From the entries below, return every line that includes the word "销售完成情况".

=-=-=

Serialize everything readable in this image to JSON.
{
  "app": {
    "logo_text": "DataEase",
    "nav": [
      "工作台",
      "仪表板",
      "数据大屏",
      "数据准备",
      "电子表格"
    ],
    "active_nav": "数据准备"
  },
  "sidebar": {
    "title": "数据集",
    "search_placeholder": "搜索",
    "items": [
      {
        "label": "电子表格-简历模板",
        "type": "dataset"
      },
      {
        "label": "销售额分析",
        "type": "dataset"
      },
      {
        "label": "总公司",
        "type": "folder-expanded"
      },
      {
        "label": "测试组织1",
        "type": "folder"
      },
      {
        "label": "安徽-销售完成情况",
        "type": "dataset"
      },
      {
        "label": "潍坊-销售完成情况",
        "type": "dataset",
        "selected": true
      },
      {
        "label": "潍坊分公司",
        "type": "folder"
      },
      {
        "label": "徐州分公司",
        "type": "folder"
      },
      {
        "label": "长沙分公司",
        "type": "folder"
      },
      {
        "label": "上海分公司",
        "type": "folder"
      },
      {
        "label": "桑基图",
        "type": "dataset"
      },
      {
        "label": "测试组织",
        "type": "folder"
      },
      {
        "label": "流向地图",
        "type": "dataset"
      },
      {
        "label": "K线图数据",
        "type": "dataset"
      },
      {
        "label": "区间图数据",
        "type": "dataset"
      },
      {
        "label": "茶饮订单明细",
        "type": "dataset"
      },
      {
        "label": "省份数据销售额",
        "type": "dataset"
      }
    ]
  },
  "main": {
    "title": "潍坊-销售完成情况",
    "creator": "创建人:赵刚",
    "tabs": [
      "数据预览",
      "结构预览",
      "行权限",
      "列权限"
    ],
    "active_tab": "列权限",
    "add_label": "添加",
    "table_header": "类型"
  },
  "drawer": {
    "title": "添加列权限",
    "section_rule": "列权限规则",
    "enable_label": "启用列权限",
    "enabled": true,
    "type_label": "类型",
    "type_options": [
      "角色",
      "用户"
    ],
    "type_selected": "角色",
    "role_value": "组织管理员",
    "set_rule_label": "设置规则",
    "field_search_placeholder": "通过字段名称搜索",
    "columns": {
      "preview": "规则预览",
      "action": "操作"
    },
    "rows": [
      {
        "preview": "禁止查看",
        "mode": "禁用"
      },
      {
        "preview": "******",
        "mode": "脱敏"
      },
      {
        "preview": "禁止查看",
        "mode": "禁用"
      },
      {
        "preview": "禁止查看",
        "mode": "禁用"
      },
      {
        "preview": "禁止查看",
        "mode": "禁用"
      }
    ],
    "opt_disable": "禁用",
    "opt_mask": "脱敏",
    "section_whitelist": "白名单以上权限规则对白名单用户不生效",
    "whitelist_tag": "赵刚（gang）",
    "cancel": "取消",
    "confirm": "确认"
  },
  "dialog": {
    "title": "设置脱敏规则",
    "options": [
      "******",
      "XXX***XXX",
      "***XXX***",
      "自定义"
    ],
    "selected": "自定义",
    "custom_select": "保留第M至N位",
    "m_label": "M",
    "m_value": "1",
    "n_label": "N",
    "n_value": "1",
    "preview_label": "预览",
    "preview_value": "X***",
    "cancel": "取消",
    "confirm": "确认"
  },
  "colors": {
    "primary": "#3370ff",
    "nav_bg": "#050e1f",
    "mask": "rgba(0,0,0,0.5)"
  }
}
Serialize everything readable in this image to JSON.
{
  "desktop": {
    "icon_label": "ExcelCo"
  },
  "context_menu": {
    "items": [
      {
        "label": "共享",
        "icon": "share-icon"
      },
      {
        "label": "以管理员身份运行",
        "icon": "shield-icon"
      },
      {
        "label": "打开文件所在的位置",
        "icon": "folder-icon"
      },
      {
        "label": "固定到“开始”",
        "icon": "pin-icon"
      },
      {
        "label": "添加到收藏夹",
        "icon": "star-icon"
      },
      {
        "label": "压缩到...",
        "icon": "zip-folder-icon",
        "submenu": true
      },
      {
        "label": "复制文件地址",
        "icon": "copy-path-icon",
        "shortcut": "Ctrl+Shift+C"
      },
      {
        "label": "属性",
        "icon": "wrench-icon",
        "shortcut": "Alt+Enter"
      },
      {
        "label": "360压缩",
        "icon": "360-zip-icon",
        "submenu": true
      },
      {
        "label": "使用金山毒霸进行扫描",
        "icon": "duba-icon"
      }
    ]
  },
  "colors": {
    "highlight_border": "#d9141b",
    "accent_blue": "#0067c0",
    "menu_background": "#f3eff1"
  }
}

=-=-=

◆ EXERCISE OUTPUT:
        "label": "安徽-销售完成情况",
        "label": "潍坊-销售完成情况",
    "title": "潍坊-销售完成情况",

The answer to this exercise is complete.